A US judge has told Apple it must face an antitrust class-action lawsuit from card issuers accusing the firm of preventing competition to its Apple Pay wallet.
US District Judge Jeffrey White ruled that the plaintiffs could try to prove that Apple violated the federal Sherman antitrust law, according to Reuters.
The complaint, filed last year, accuses Apple of denying rivals access to the NFC chip technology in iPhones needed to develop a competing mobile wallet.
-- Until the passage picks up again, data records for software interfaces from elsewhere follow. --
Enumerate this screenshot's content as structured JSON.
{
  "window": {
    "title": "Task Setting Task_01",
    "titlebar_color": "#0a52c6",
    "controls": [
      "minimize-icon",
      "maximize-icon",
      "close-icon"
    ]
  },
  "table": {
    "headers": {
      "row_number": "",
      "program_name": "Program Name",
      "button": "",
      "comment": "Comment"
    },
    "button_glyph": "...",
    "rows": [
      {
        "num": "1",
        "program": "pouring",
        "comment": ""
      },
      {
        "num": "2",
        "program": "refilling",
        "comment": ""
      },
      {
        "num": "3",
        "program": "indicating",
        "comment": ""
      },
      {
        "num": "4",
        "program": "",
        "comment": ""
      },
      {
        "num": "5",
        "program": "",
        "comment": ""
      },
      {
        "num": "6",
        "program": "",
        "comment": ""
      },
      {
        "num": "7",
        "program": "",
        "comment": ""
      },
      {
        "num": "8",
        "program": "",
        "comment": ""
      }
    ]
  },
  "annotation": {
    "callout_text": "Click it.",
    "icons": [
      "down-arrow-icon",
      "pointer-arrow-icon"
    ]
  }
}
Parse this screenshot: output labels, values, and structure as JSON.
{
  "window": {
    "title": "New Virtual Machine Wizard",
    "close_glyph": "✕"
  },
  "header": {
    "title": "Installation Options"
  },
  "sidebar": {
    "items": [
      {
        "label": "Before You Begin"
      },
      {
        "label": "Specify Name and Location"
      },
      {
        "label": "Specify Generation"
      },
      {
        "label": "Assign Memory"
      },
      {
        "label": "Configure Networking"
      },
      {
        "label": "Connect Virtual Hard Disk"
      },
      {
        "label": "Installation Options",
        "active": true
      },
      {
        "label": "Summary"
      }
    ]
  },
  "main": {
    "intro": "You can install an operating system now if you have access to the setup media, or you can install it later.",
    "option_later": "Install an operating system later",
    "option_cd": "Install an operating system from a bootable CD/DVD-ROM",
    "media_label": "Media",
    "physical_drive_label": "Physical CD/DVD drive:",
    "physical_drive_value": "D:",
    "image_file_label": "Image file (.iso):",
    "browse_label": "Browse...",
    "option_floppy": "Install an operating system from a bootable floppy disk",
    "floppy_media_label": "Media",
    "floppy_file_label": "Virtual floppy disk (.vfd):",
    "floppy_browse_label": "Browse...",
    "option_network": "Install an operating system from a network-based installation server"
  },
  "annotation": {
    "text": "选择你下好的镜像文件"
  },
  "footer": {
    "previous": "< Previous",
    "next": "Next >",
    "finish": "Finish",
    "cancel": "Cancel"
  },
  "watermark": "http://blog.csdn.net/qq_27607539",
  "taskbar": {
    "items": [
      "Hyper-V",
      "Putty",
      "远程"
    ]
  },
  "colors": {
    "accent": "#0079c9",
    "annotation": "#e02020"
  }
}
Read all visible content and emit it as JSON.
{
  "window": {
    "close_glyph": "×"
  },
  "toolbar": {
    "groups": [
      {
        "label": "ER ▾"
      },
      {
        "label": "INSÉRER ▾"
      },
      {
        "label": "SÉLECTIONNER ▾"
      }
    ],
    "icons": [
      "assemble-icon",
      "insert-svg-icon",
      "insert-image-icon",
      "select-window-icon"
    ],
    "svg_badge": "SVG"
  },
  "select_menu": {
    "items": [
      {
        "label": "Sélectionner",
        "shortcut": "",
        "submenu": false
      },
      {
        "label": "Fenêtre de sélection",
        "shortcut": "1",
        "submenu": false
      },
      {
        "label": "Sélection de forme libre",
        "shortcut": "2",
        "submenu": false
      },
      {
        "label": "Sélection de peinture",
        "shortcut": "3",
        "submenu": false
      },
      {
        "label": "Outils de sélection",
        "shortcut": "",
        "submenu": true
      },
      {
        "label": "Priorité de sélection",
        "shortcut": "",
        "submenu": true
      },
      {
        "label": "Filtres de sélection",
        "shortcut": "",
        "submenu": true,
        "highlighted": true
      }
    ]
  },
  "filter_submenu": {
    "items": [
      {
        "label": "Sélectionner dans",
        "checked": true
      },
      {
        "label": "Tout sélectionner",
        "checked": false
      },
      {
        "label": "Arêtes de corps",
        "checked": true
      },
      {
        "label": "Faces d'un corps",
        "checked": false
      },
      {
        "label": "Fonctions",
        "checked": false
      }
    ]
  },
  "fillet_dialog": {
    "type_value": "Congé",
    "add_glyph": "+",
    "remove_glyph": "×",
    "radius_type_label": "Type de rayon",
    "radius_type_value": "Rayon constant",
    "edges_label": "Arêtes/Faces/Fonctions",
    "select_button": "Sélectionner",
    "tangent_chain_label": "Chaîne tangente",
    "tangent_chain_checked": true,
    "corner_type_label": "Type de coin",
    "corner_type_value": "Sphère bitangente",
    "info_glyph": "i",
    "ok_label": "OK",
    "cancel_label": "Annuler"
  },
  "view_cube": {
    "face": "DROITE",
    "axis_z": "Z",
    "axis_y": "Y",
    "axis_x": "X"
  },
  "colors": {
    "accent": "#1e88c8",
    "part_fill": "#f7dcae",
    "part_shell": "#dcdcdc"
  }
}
This means that only Apple Pay can make contactless payments at the point of sale, meaning the company "coerces" customers.
Having secured a monopoly, Apple charges card issuers who use Apple Pay supracompetitive fees for a service that is available on Android devices for free, according to the lawsuit.
The policy sees Apple extracting up to $1 billion annually from more than 4000 banks and credit unions in fees in violation of federal antitrust law, according to attorneys at Hagens Berman and Sperling & Slater, on behalf of plaintiff, Iowa’s Affinity Credit Union.
Apple Pay is the only mobile payment service that may access the NFC 'tap and go' technology embedded on iOS mobile devices for payments in stores, a process that has been damned by banks in a number of jurisdictions for preventing competition from their own proprietary apps.
Apple did succeed in getting a a "tying" claim dismissed which accused it of requiring purchasers of iOS devices to buy Apple Pay or forego purchases of competing wallets.
In 2022, the European Commission charged Apple with restricting access to the NFC chip technology in a move that could ultimately cost the firm billions of euros in fines.
Recently, the Consumer Financial Protection Bureau also fired a shot across Apple's bows over the tech giant's policy of restricting access to the NFC chip technology.